**WHAT YOU SHOULD DO**
Which lines of the listing below contain the word "elnodal"? Return them.

**MATERIAL FOR THE TASK**
========================================

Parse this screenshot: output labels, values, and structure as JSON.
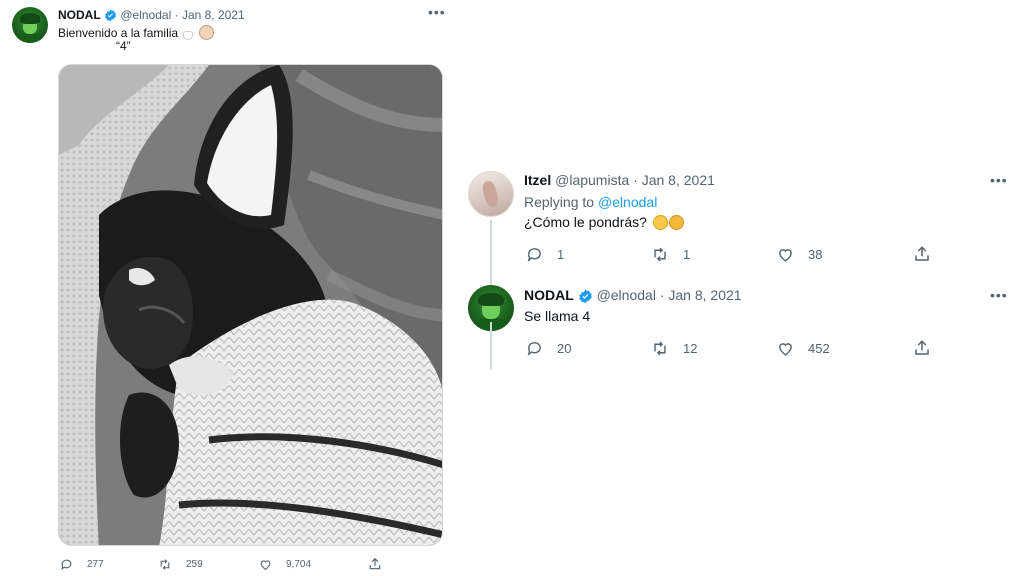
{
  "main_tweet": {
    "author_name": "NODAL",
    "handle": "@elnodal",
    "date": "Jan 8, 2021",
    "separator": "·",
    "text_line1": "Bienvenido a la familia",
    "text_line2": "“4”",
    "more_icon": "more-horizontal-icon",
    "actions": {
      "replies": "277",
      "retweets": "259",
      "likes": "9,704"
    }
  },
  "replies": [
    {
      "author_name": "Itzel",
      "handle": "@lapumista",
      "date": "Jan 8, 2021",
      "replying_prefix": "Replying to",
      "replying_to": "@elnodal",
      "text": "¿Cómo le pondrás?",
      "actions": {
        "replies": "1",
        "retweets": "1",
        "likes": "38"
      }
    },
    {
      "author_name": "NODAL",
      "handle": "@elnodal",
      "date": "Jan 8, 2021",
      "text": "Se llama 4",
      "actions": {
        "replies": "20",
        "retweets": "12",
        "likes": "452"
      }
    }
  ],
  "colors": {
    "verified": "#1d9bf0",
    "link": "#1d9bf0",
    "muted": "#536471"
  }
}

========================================

**RESPONSE TO THE EXERCISE**
    "handle": "@elnodal",
      "replying_to": "@elnodal",
      "handle": "@elnodal",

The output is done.